» TASK STATEMENT:
Each record below needs to be set down again exactly.

★ ★ ★ ★ ★ ★ ★

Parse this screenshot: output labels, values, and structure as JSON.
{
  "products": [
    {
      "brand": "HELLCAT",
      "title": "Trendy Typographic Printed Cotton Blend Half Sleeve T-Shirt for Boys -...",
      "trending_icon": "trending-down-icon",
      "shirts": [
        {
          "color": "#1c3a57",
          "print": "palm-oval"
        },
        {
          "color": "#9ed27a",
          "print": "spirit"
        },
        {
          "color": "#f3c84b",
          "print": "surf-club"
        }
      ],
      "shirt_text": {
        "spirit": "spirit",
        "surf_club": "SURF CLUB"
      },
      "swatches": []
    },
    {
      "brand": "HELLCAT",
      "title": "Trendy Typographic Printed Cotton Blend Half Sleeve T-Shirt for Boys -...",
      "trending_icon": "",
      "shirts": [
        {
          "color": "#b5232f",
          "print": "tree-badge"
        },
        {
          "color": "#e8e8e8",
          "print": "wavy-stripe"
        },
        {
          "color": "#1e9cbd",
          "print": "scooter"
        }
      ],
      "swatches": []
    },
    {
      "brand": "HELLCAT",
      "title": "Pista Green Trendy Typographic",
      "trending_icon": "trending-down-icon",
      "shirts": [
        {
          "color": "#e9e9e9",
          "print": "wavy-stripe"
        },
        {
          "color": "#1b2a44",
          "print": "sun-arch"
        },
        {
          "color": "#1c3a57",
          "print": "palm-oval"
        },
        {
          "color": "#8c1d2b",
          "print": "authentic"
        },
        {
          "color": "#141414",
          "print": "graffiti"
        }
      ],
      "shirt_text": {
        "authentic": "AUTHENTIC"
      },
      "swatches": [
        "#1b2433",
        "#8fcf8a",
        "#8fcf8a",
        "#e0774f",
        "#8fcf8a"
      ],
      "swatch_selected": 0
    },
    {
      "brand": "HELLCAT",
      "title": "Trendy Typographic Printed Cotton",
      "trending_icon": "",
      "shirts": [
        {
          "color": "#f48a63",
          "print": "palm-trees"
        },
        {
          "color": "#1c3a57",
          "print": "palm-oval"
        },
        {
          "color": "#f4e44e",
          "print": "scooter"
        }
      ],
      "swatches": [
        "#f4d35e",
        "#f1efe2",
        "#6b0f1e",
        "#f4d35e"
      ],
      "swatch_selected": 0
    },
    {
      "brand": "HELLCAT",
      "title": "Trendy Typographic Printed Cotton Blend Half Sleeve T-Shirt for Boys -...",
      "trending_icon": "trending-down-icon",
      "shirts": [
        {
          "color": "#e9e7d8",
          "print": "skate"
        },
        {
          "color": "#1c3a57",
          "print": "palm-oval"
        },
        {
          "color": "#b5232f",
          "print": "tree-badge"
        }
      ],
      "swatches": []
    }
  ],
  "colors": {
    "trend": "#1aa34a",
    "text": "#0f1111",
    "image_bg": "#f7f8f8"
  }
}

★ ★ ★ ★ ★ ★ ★

» ANSWER BELOW:
Parse this screenshot: output labels, values, and structure as JSON.
{
  "products": [
    {
      "brand": "HELLCAT",
      "title": "Trendy Typographic Printed Cotton Blend Half Sleeve T-Shirt for Boys -...",
      "trending_icon": "trending-down-icon",
      "shirts": [
        {
          "color": "#1c3a57",
          "print": "palm-oval"
        },
        {
          "color": "#9ed27a",
          "print": "spirit"
        },
        {
          "color": "#f3c84b",
          "print": "surf-club"
        }
      ],
      "shirt_text": {
        "spirit": "spirit",
        "surf_club": "SURF CLUB"
      },
      "swatches": []
    },
    {
      "brand": "HELLCAT",
      "title": "Trendy Typographic Printed Cotton Blend Half Sleeve T-Shirt for Boys -...",
      "trending_icon": "",
      "shirts": [
        {
          "color": "#b5232f",
          "print": "tree-badge"
        },
        {
          "color": "#e8e8e8",
          "print": "wavy-stripe"
        },
        {
          "color": "#1e9cbd",
          "print": "scooter"
        }
      ],
      "swatches": []
    },
    {
      "brand": "HELLCAT",
      "title": "Pista Green Trendy Typographic",
      "trending_icon": "trending-down-icon",
      "shirts": [
        {
          "color": "#e9e9e9",
          "print": "wavy-stripe"
        },
        {
          "color": "#1b2a44",
          "print": "sun-arch"
        },
        {
          "color": "#1c3a57",
          "print": "palm-oval"
        },
        {
          "color": "#8c1d2b",
          "print": "authentic"
        },
        {
          "color": "#141414",
          "print": "graffiti"
        }
      ],
      "shirt_text": {
        "authentic": "AUTHENTIC"
      },
      "swatches": [
        "#1b2433",
        "#8fcf8a",
        "#8fcf8a",
        "#e0774f",
        "#8fcf8a"
      ],
      "swatch_selected": 0
    },
    {
      "brand": "HELLCAT",
      "title": "Trendy Typographic Printed Cotton",
      "trending_icon": "",
      "shirts": [
        {
          "color": "#f48a63",
          "print": "palm-trees"
        },
        {
          "color": "#1c3a57",
          "print": "palm-oval"
        },
        {
          "color": "#f4e44e",
          "print": "scooter"
        }
      ],
      "swatches": [
        "#f4d35e",
        "#f1efe2",
        "#6b0f1e",
        "#f4d35e"
      ],
      "swatch_selected": 0
    },
    {
      "brand": "HELLCAT",
      "title": "Trendy Typographic Printed Cotton Blend Half Sleeve T-Shirt for Boys -...",
      "trending_icon": "trending-down-icon",
      "shirts": [
        {
          "color": "#e9e7d8",
          "print": "skate"
        },
        {
          "color": "#1c3a57",
          "print": "palm-oval"
        },
        {
          "color": "#b5232f",
          "print": "tree-badge"
        }
      ],
      "swatches": []
    }
  ],
  "colors": {
    "trend": "#1aa34a",
    "text": "#0f1111",
    "image_bg": "#f7f8f8"
  }
}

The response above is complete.